*Exercise objective*. Search the records for lines with the word "river" and copy each match.

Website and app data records
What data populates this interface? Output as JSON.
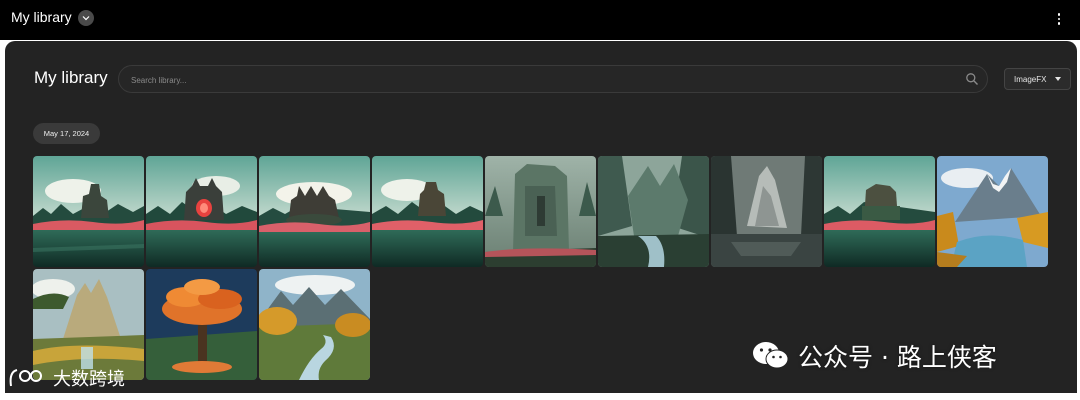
{
  "topbar": {
    "title": "My library",
    "title_dropdown_icon": "chevron-down-icon",
    "menu_icon": "more-vert-icon"
  },
  "library": {
    "title": "My library",
    "search": {
      "placeholder": "Search library...",
      "value": "",
      "icon": "search-icon"
    },
    "source_select": {
      "selected": "ImageFX",
      "icon": "caret-down-icon"
    },
    "date_group": "May 17, 2024",
    "images": [
      {
        "subject": "ruined castle over red flower marsh"
      },
      {
        "subject": "castle with glowing red gate"
      },
      {
        "subject": "castle on rocky island"
      },
      {
        "subject": "castle ruin over red flower marsh"
      },
      {
        "subject": "tall stone ruin in forest"
      },
      {
        "subject": "mountain valley river"
      },
      {
        "subject": "misty mountain lake"
      },
      {
        "subject": "overgrown castle by marsh"
      },
      {
        "subject": "autumn mountain lake"
      },
      {
        "subject": "golden mountain waterfall"
      },
      {
        "subject": "orange autumn tree"
      },
      {
        "subject": "autumn river valley"
      }
    ]
  },
  "watermark": {
    "text": "公众号 · 路上侠客",
    "icon": "wechat-icon"
  },
  "bottom_logo": {
    "text": "大数跨境",
    "icon": "logo-icon"
  }
}
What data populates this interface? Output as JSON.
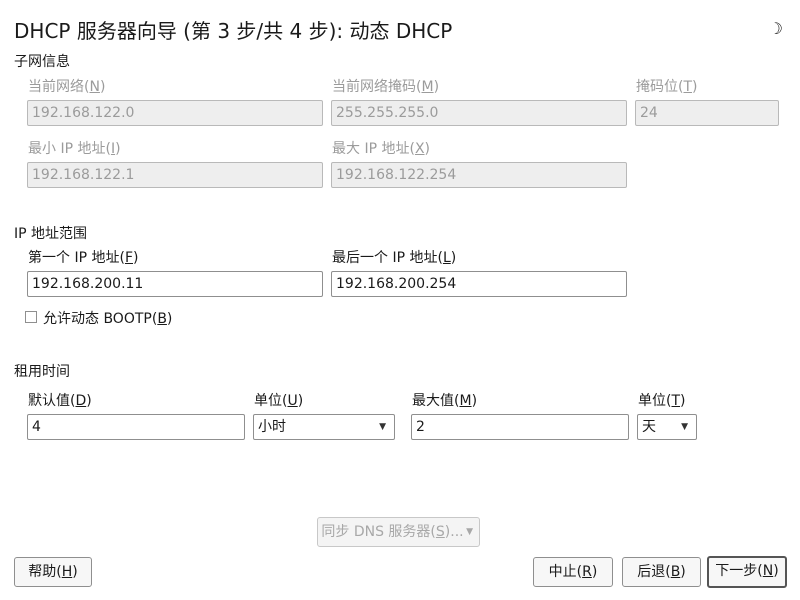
{
  "window": {
    "title": "DHCP 服务器向导 (第 3 步/共 4 步): 动态 DHCP",
    "theme_icon": "moon-icon"
  },
  "subnet": {
    "section": "子网信息",
    "network_label": "当前网络(N)",
    "network_value": "192.168.122.0",
    "netmask_label": "当前网络掩码(M)",
    "netmask_value": "255.255.255.0",
    "bits_label": "掩码位(T)",
    "bits_value": "24",
    "min_ip_label": "最小 IP 地址(I)",
    "min_ip_value": "192.168.122.1",
    "max_ip_label": "最大 IP 地址(X)",
    "max_ip_value": "192.168.122.254"
  },
  "range": {
    "section": "IP 地址范围",
    "first_label": "第一个 IP 地址(F)",
    "first_value": "192.168.200.11",
    "last_label": "最后一个 IP 地址(L)",
    "last_value": "192.168.200.254",
    "bootp_label": "允许动态 BOOTP(B)",
    "bootp_checked": false
  },
  "lease": {
    "section": "租用时间",
    "default_label": "默认值(D)",
    "default_value": "4",
    "unit1_label": "单位(U)",
    "unit1_value": "小时",
    "max_label": "最大值(M)",
    "max_value": "2",
    "unit2_label": "单位(T)",
    "unit2_value": "天"
  },
  "dns_sync_label": "同步 DNS 服务器(S)...",
  "buttons": {
    "help": "帮助(H)",
    "abort": "中止(R)",
    "back": "后退(B)",
    "next": "下一步(N)"
  }
}
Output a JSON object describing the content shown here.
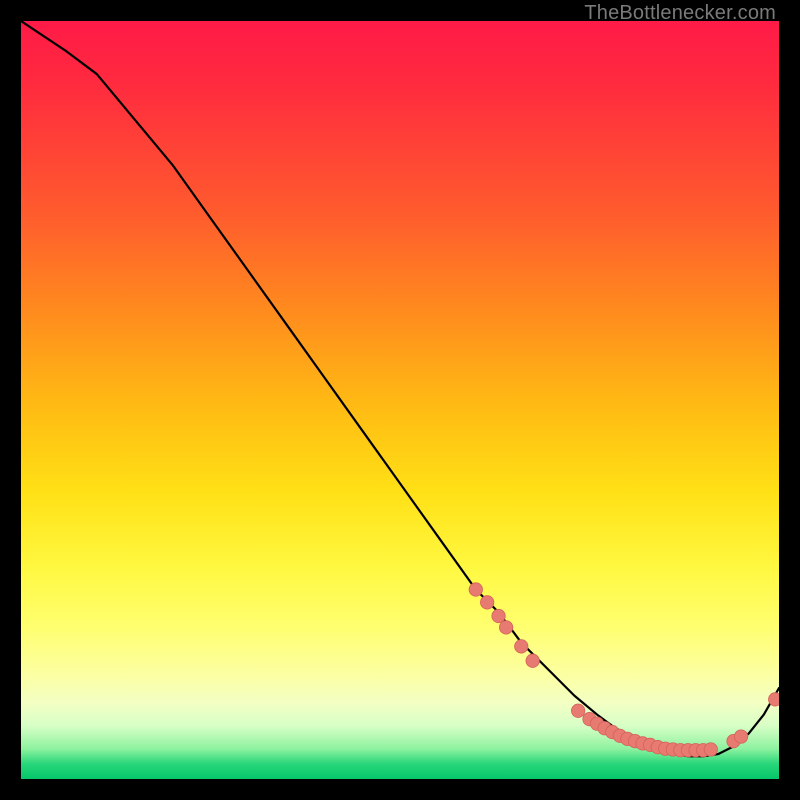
{
  "watermark": {
    "text": "TheBottlenecker.com"
  },
  "colors": {
    "curve_stroke": "#000000",
    "marker_fill": "#e77b72",
    "marker_stroke": "#d46258"
  },
  "chart_data": {
    "type": "line",
    "title": "",
    "xlabel": "",
    "ylabel": "",
    "xlim": [
      0,
      100
    ],
    "ylim": [
      0,
      100
    ],
    "grid": false,
    "series": [
      {
        "name": "bottleneck-curve",
        "x": [
          0,
          3,
          6,
          10,
          15,
          20,
          25,
          30,
          35,
          40,
          45,
          50,
          55,
          60,
          63,
          66,
          70,
          73,
          76,
          78,
          80,
          82,
          84,
          86,
          88,
          90,
          92,
          94,
          96,
          98,
          100
        ],
        "values": [
          100,
          98,
          96,
          93,
          87,
          81,
          74,
          67,
          60,
          53,
          46,
          39,
          32,
          25,
          22,
          18,
          14,
          11,
          8.5,
          7,
          5.8,
          4.8,
          4.0,
          3.4,
          3.0,
          3.0,
          3.3,
          4.3,
          6.0,
          8.5,
          12
        ]
      }
    ],
    "markers": [
      {
        "x": 60.0,
        "y": 25.0
      },
      {
        "x": 61.5,
        "y": 23.3
      },
      {
        "x": 63.0,
        "y": 21.5
      },
      {
        "x": 64.0,
        "y": 20.0
      },
      {
        "x": 66.0,
        "y": 17.5
      },
      {
        "x": 67.5,
        "y": 15.6
      },
      {
        "x": 73.5,
        "y": 9.0
      },
      {
        "x": 75.0,
        "y": 7.9
      },
      {
        "x": 76.0,
        "y": 7.3
      },
      {
        "x": 77.0,
        "y": 6.7
      },
      {
        "x": 78.0,
        "y": 6.2
      },
      {
        "x": 79.0,
        "y": 5.7
      },
      {
        "x": 80.0,
        "y": 5.3
      },
      {
        "x": 81.0,
        "y": 5.0
      },
      {
        "x": 82.0,
        "y": 4.7
      },
      {
        "x": 83.0,
        "y": 4.5
      },
      {
        "x": 84.0,
        "y": 4.2
      },
      {
        "x": 85.0,
        "y": 4.0
      },
      {
        "x": 86.0,
        "y": 3.9
      },
      {
        "x": 87.0,
        "y": 3.8
      },
      {
        "x": 88.0,
        "y": 3.8
      },
      {
        "x": 89.0,
        "y": 3.8
      },
      {
        "x": 90.0,
        "y": 3.8
      },
      {
        "x": 91.0,
        "y": 3.9
      },
      {
        "x": 94.0,
        "y": 5.0
      },
      {
        "x": 95.0,
        "y": 5.6
      },
      {
        "x": 99.5,
        "y": 10.5
      }
    ]
  }
}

*The answer*.
        "subject": "mountain valley river"
        "subject": "autumn river valley"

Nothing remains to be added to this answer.